The bank blamed slowing growth in its core markets of Hong Kong and the United Kingdom, while its adjusted profit fell $1.2bn short of analyst estimates.

HSBC's reported numbers didn't impress, with statutory pre-tax profit falling 62% to $7.1bn, as one-off costs and multibillion-dollar writedowns took their toll.

HSBC's adjusted pretax profit for the fourth quarter of 2016, which excludes one-time items, stood at $2.62 billion, a 39-per cent jump from the previous year's quarter, the bank said in a statement today.

Gulliver, 57, saw his annual incentive pay for 2016 raised to 1.7 million pounds from 1.1 million pounds a year earlier as he hit targets for paring expenses and assets, even as he fell short of a profit goal, the bank said in its annual report Tuesday.

HSBC bought its European private-bank businesses in 1999, paying $9.85 billion to acquire Edmond J. Safra's Republic New York Corp. and Safra Republic Holdings SA. Lloyds, Barclays, RBS and Standard Chartered will post full-year results in the coming days.

The bank's Hong Kong stock lost 3.4 per cent to HK$66.65 as of 2:19 p.m. local time, the biggest intraday drop since 9 November.

Royal Banking Group is expected to report an eye-watering loss of £6.1bn as it sets aside a further $3.8bn for expected fines from U.S. authorities over the way it packaged up and sold mortgages nearly a decade ago.

The bank also reported a steep global loss that sent its share price tumbling.

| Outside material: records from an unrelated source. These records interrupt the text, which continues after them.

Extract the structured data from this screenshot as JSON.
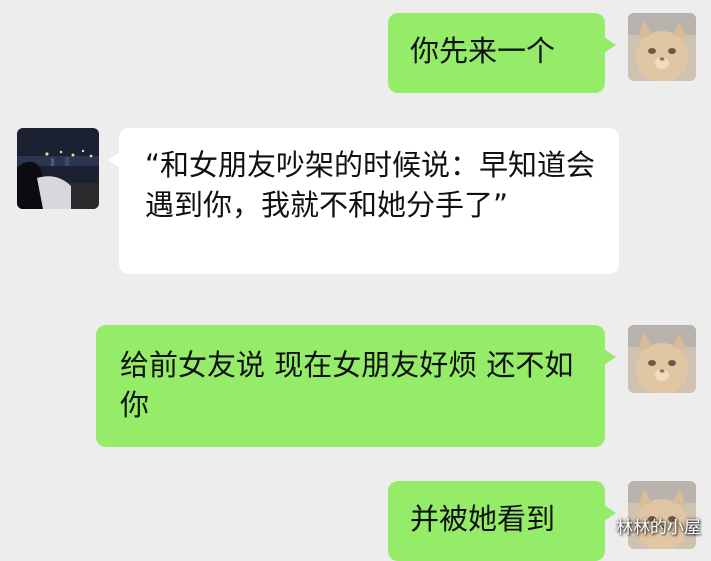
{
  "chat": {
    "messages": [
      {
        "side": "sent",
        "text": "你先来一个"
      },
      {
        "side": "received",
        "text": "“和女朋友吵架的时候说：早知道会遇到你，我就不和她分手了”"
      },
      {
        "side": "sent",
        "text": "给前女友说 现在女朋友好烦 还不如你"
      },
      {
        "side": "sent",
        "text": "并被她看到"
      }
    ]
  },
  "avatars": {
    "me": "cat-avatar",
    "other": "night-city-avatar"
  },
  "watermark": "林林的小屋",
  "colors": {
    "background": "#ededed",
    "sent_bubble": "#95ec69",
    "received_bubble": "#ffffff"
  }
}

The bank also disclosed it was under investigation by Britain's Financial Conduct Authority into its compliance with money laundering regulations.

Mr Khalaf added: "Despite an underwhelming set of full year results, HSBC is making progress in de-risking and restructuring, and ultimately the bank's focus on the far east could be its trump card if the Chinese economy starts to fire on all cylinders".

Gulliver told reporters on a conference call that he could not estimate the impact of the investigation but that it reflected the bank finding more "bad actors" among its clients as it improves controls.

And "just in case the Q4 2016 outturn was not bad enough", Investec continued, the other short-term revenue headwinds identified by HSBC in the report, including harmful translational effects from FX rates and United Kingdom rates, and an "underwhelming" $1bn share buyback announcement are further reason to dump the stock, in its view.

Regarding Brexit, Gulliver asserted that the June referendum decision had yet to feel its impact upon business, however it still remains committed to moving 1,000 of its 43,000 United Kingdom workforce to Paris once Brexit has been completed.

The Chairman Douglas Flint along with Gulliver is the longest-serving duo that is heading a major European bank.

  • Zachary Reyes